(Data items)
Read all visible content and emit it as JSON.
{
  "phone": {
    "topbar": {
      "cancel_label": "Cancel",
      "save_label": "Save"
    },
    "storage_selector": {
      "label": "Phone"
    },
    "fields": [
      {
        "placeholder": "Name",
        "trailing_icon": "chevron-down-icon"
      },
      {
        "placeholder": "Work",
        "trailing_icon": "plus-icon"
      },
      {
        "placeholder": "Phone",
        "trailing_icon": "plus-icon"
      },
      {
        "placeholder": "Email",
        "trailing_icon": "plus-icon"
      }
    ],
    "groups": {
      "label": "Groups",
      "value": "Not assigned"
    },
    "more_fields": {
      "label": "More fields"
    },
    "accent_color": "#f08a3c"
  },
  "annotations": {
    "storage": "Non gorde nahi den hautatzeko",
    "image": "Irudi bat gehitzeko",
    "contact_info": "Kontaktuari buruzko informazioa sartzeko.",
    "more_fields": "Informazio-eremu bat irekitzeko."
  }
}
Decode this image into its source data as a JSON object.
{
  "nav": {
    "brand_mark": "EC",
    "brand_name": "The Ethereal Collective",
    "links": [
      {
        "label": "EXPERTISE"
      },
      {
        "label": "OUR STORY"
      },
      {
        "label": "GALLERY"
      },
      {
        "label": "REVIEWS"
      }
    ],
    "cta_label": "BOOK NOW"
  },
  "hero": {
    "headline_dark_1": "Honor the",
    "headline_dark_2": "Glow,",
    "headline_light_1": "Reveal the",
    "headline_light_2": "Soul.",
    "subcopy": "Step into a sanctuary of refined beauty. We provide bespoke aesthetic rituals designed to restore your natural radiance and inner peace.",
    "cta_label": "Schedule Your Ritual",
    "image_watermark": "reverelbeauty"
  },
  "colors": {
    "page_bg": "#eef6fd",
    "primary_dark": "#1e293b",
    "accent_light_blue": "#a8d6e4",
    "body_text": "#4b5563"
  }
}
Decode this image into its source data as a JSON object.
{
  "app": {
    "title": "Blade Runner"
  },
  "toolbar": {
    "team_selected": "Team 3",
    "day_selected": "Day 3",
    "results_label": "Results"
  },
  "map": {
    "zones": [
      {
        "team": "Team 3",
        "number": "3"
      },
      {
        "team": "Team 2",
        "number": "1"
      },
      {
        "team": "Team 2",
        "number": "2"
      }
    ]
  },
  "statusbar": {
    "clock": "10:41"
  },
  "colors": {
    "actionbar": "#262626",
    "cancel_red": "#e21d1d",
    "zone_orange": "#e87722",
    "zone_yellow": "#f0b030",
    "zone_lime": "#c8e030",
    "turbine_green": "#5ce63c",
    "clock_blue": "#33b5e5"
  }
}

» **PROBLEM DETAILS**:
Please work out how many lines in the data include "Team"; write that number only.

» **SOLUTION TO THIS PROBLEM**:
4